If it feels more challenging to eat as a family today than it did when you were a kid, you’re not imagining things. Today’s parents often struggle to find the time to get the family together.
We’re busy working, going to sporting events, working with kids on their after-school homework and tutoring, trying to stay active, and keeping some sort of social life.
In addition, many of today’s parents are also part of the so-called “sandwich generation,” which means they are caring for their kids and parents at the same time.
The result is that we’re more likely to eat at separate mealtimes, scarf down fast food in the car on the way to a Little League game, or chill out in front of the TV instead of sitting down together at the kitchen table.
Look, we get it. We’re busy parents too, and we know that family dinners are downright impossible sometimes. So, in this post, we’re talking about the times when it is possible to get together as a family for mealtime. Making a small effort, even on those days when the TV is calling your name, can add up to significant benefits for your kids.
3 Family Mealtime Benefits
Here are three ways that eating together can help your kids be healthier mentally and physically.
- Kids eat healthier
Studies show that kids consume more fruits and vegetables and fewer sugars when they eat with others than when they eat alone. They are also less likely to overeat, which can happen when they mindlessly eat dinner in front of the TV.
- Eating together boosts self-esteem
Sitting down with their family can help kids feel better about themselves. It shows them that you care about them and reminds them they have a support network. In contrast, kids who regularly eat dinner alone or in front of the TV have lower levels of self-esteem and confidence.
- Conversing at mealtimes improves social skills

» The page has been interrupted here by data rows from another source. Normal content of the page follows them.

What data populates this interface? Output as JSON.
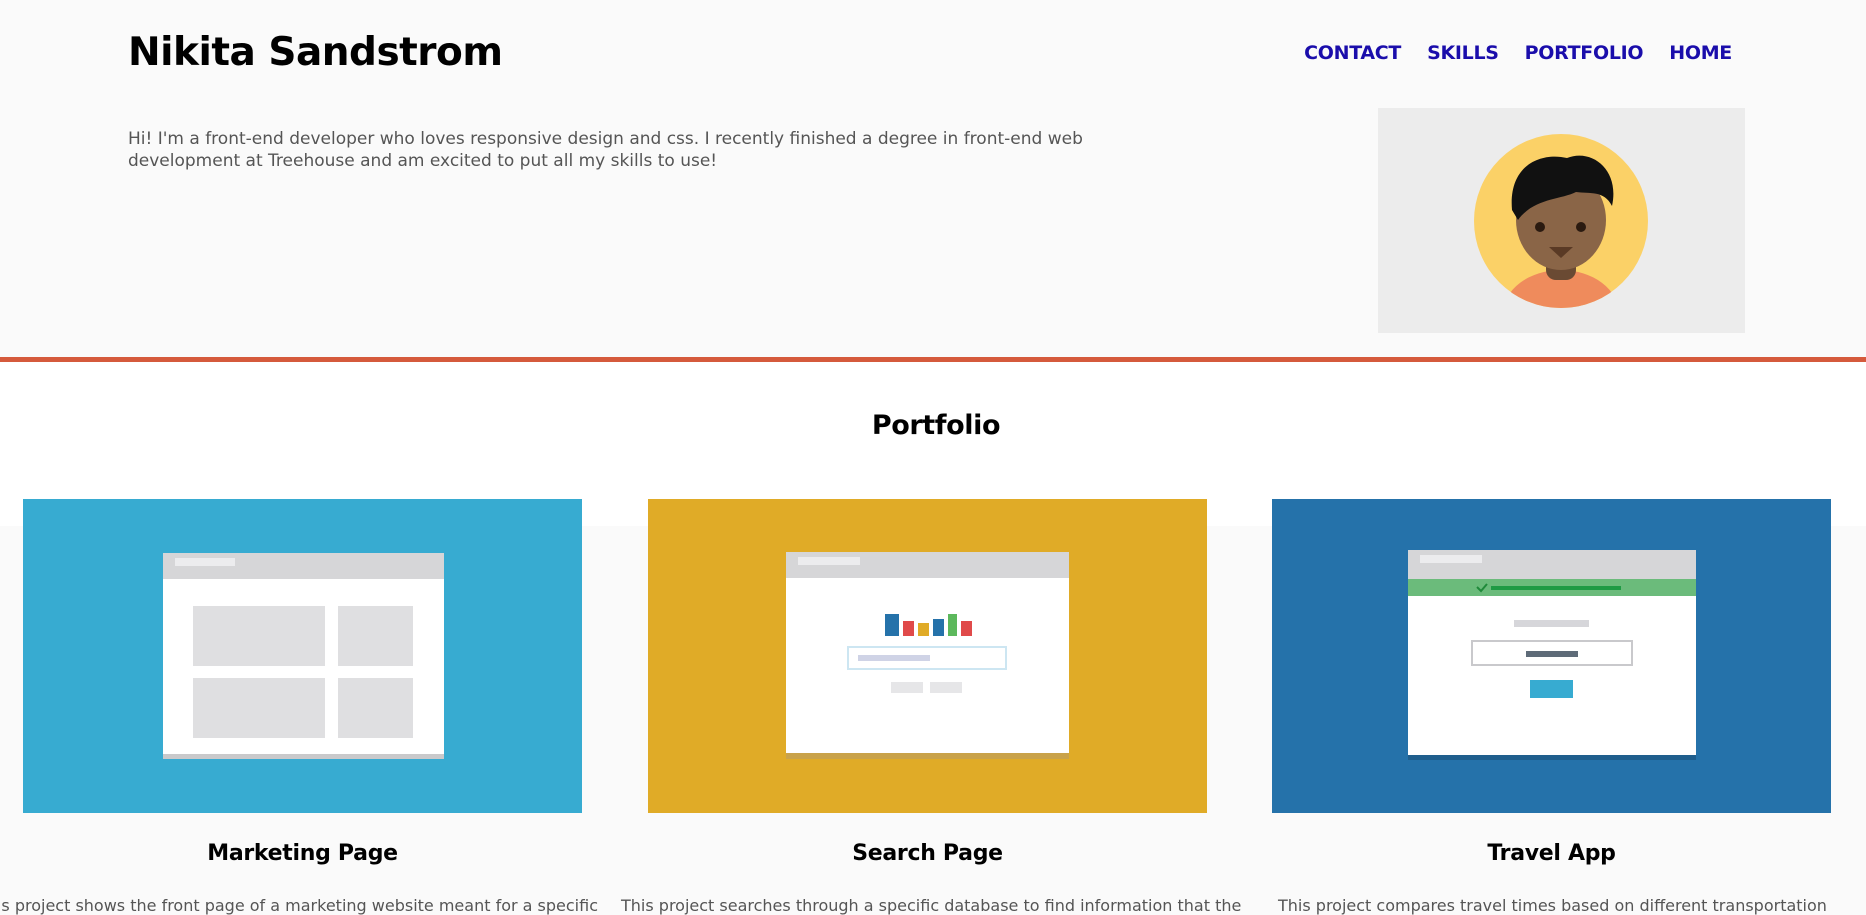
{
  "header": {
    "site_name": "Nikita Sandstrom",
    "nav": [
      {
        "label": "CONTACT"
      },
      {
        "label": "SKILLS"
      },
      {
        "label": "PORTFOLIO"
      },
      {
        "label": "HOME"
      }
    ],
    "intro": "Hi! I'm a front-end developer who loves responsive design and css. I recently finished a degree in front-end web development at Treehouse and am excited to put all my skills to use!",
    "avatar_icon": "avatar-illustration"
  },
  "portfolio": {
    "title": "Portfolio",
    "projects": [
      {
        "name": "Marketing Page",
        "description": "This project shows the front page of a marketing website meant for a specific",
        "color": "#37abd1",
        "icon": "browser-layout-illustration"
      },
      {
        "name": "Search Page",
        "description": "This project searches through a specific database to find information that the",
        "color": "#e0ab27",
        "icon": "browser-search-illustration"
      },
      {
        "name": "Travel App",
        "description": "This project compares travel times based on different transportation",
        "color": "#2572aa",
        "icon": "browser-form-illustration"
      }
    ]
  },
  "colors": {
    "accent_divider": "#d55a3c",
    "nav_link": "#1a0dab"
  }
}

One study found that kids who regularly eat dinner with their family from the ages of 6 to 10 were better communicators at age 10 than kids who did not eat meals with their families.
This is likely because they are exposed to different conversations, including those about social issues and current events. Hearing adults communicate with each other can help kids improve their social skills, which is beneficial in school and other parts of their lives.
Make Time for Family Meals
You don’t need to eat dinner as a family to benefit from family meals. Maybe you have time in the mornings to sit around the breakfast table or can make family lunches on the weekends. Perhaps your kids are on different schedules, so your toddler eats at 5:00, and your teen doesn’t eat until they get home from practice at 9:00. You can still sit with each of them as they eat, even if you aren’t eating.
Remember that family meals don’t need to take forever. Sitting down together for just 15 minutes can help your kids get all these benefits. Start adding one additional family meal per week until you are eating as a family five or more times a week.
Visit our library to learn about more ways to help your kids grow up to be healthy and strong!